Archive for June, 2010

Element of the Week: Chestnuts, Rhombi, and Caltrops

This week we have a simple element that has some interesting characteristics. Hishi (菱) can be translated as the rhombus/diamond shape, a type of water chestnut, or as a caltrop (the weapon). In mon, it is depicted as a geometrical rhombus. This is the same element used in the logo for the Mitsubishi corporation, which was named for the three (mitsu) diamonds in its crest. Here are two versions of a three stacked (literally, three stories) hishi crest, a version used by Ogasawara Tadazane in the 17th century(SH:63) and a more modern version.(IEJFC:312.13)

This is an example of a highly stylized plant motif, and also, as a caltrop, a military connotation. This particular arrangement also has a similar shape to the character for ‘king’ (王/ō), and thus had auspicious connotations.(ja.wp:小笠原氏)

Giveaway iPhone 7 Plus

Motif of the Week: Folding Fans

A while back we talked about one type of fan used in mon, but the type of fan everyone associates with Japan is the standard folding fan. This was a very popular motif in mon through the centuries. Its origins as a design motif date to the Heian period (794–1185).(Dower:110)

Here are two folding fans from our collection of 15th century provincial samurai mon.(KJ:7) The one on the left is a cypress fan, which was part of the traditional court costume, with the number of slats used indicating the status of the holder.(Dower:110) The one on the right is of feathers. It’s stylistically related to the hemp palm mon, and is associated with tengu, the mythical “bird goblins” who would trick mountain travelers with illusions, and from there mountain asceticism and certain temples and shrines.(Dower:111)

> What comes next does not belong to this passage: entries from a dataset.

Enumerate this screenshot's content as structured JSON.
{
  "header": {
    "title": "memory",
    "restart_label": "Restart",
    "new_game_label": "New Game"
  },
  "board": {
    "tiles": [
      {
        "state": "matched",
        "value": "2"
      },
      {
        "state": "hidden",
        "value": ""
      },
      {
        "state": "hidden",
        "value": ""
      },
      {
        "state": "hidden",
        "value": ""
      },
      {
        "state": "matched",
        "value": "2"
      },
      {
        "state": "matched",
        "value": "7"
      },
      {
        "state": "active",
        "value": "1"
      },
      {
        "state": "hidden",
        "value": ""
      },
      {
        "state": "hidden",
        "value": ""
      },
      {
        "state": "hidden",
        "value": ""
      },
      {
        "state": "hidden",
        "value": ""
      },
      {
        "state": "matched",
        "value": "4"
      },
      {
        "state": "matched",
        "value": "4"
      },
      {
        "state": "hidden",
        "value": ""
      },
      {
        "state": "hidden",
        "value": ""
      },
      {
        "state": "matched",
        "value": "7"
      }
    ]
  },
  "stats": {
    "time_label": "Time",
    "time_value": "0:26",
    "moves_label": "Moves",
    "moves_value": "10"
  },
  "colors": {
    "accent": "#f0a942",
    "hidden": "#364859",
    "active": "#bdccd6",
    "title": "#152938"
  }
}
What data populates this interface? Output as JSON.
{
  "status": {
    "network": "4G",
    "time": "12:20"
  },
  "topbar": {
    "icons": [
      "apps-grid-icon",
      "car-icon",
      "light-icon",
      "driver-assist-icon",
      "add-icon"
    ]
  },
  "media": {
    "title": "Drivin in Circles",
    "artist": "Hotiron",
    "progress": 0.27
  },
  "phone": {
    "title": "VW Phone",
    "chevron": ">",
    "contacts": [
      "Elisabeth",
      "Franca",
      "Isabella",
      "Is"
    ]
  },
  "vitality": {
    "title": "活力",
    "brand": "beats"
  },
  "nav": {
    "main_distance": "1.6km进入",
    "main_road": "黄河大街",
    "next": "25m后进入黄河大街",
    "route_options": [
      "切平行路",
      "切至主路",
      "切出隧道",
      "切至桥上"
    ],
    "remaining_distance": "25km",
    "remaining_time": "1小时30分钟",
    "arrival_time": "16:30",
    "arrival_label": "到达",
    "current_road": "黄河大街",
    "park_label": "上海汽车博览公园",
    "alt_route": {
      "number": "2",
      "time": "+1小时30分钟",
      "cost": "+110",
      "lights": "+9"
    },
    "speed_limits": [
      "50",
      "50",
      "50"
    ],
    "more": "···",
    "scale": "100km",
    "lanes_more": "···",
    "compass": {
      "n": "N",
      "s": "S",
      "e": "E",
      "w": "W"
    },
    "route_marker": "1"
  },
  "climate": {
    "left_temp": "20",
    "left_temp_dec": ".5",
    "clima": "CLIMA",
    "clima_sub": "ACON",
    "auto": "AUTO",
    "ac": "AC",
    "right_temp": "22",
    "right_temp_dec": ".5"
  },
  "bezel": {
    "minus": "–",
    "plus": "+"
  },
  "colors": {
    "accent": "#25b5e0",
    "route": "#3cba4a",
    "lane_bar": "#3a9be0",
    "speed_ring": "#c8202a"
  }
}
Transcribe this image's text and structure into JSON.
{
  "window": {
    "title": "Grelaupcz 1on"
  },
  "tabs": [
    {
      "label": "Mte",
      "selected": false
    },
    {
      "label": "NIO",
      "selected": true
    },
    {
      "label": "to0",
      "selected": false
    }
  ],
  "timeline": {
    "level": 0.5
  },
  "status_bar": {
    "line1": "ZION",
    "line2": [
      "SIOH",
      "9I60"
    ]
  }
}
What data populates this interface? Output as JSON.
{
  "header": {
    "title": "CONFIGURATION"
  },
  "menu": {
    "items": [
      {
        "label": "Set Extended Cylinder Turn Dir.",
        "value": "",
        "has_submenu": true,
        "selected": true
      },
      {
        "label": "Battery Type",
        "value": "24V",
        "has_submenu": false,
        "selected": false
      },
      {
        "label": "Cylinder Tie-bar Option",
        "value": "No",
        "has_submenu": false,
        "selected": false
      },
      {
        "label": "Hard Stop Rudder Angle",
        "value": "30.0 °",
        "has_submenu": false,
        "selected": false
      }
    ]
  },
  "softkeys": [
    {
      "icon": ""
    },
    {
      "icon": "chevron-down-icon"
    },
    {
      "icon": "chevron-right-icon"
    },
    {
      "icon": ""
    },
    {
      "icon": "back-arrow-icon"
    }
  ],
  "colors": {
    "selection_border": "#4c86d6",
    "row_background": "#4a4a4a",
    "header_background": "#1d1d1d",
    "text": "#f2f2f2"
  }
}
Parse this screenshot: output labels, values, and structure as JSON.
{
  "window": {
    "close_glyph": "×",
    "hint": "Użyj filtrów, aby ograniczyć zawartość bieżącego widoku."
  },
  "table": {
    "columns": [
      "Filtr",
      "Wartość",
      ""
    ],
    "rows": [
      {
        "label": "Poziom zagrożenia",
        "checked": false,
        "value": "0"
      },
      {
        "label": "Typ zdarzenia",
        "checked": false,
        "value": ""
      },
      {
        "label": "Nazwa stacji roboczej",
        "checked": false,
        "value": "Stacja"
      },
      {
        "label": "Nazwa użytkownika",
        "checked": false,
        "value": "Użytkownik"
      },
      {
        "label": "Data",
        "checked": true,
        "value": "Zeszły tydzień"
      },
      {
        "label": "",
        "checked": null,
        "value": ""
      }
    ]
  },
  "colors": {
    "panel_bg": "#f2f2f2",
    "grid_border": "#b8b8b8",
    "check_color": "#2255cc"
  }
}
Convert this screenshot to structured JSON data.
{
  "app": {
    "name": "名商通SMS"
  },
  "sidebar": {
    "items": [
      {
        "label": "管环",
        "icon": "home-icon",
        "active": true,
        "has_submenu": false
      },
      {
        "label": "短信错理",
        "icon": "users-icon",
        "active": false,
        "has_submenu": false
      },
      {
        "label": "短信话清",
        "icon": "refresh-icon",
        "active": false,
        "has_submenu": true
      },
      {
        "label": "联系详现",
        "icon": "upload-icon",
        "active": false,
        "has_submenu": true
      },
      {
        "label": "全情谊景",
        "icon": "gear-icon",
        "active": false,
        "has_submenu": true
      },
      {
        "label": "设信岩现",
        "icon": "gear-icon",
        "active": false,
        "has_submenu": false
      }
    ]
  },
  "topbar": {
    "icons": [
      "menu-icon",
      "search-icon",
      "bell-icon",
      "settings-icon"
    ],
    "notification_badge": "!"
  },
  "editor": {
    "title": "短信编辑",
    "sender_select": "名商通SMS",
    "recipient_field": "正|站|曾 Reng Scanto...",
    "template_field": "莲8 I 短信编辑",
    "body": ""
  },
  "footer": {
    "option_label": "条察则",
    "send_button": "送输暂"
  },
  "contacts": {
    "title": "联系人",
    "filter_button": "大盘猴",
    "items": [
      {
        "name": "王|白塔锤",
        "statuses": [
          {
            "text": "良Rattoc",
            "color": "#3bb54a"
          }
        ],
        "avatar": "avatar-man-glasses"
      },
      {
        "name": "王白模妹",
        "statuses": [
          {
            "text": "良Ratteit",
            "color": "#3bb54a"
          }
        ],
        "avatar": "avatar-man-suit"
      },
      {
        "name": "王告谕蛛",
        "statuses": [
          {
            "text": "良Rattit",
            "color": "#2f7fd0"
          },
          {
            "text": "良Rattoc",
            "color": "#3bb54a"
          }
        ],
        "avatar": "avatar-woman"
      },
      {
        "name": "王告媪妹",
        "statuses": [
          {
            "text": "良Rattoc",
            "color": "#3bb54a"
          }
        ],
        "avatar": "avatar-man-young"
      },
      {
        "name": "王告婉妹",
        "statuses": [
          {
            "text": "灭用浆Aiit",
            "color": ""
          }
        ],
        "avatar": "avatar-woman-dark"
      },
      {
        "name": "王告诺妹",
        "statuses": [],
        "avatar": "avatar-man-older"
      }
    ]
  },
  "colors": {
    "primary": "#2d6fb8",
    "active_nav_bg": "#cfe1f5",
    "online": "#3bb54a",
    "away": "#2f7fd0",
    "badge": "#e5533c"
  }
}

Provincial samurai fan mon

A simple folding fan design with the sun-circle motif was used by Satake Yoshinobu at the Battle of Imafuku in 1614, in the early Edo period.(SH:H9,62) This style of papered fan, optionally with design, became the standard version of the folding fan for mon. This particular version is interesting because it breaks the standard two-color rule for mon, which would soon become inviolate, by using three distinct colors: black, white, and red.

Around the same time, we have a three-fan design used by Matsudaira (Okochi) Nobutsua, who we mentioned last week, at the Shimbara Rebellion in 1638.(SH:63) Making circles of fans is similar to the way circles would be made of some plants in mon.

Modern fan mon are very similar to these early Edo designs, but with more realistic handles that hearken back to the earlier fans we have here.(IEJFC:52.2)

Mon of the Week: Ladder

As time progressed, the daimyō gained power, and the samurai class came into its own in the Sengoku Period, mon became more universally used for identification among samurai, and the variety of mon used increased. While other forms of identification heraldry were used, including a wide variety of giant objects on poles, mon had the advantage that they could be replicated quickly, used on a wide variety of items (banners, curtains, armor, shields, and personal items), and could be varied easily in color1, background, or placement to represent different divisions of an army.(SH:24) Because of the widespread use of mon and the greater number of surviving records, we have evidence, both written and pictorial, for more mon in the Sengoku and Momoyama periods.

Even as the Edo period approached and mon became more stylistically consistent, they still weren’t as uniform as they later became. For example, while the modern image of mon generally has them about as tall as they are wide, today’s mon doesn’t follow that at all. Then again, it makes sense for a ladder to be tall. Ladders made good mon for several reasons: a simple design, ability to vary rung numbers to create variations, and a shape that mirrored the tall banners often used in battle. It may have also had auspicious connotations of rising in the world.(Dower:118) The ladder mon was used by Makino Tadanari (who used 7 and 10-runged ladders) at the Battle of Osaka in 1614–15 and by Matsudaira (Okochi) Nobutsua (who used an 8-runged ladder) in the Shimbara Rebellion in 1638.2 This latter ladder is shown here.

Here is a modern-style, more square version of the ladder mon. While tall ladders are still in use, they often use a more three-dimensional design than earlier ladders.

Footnotes »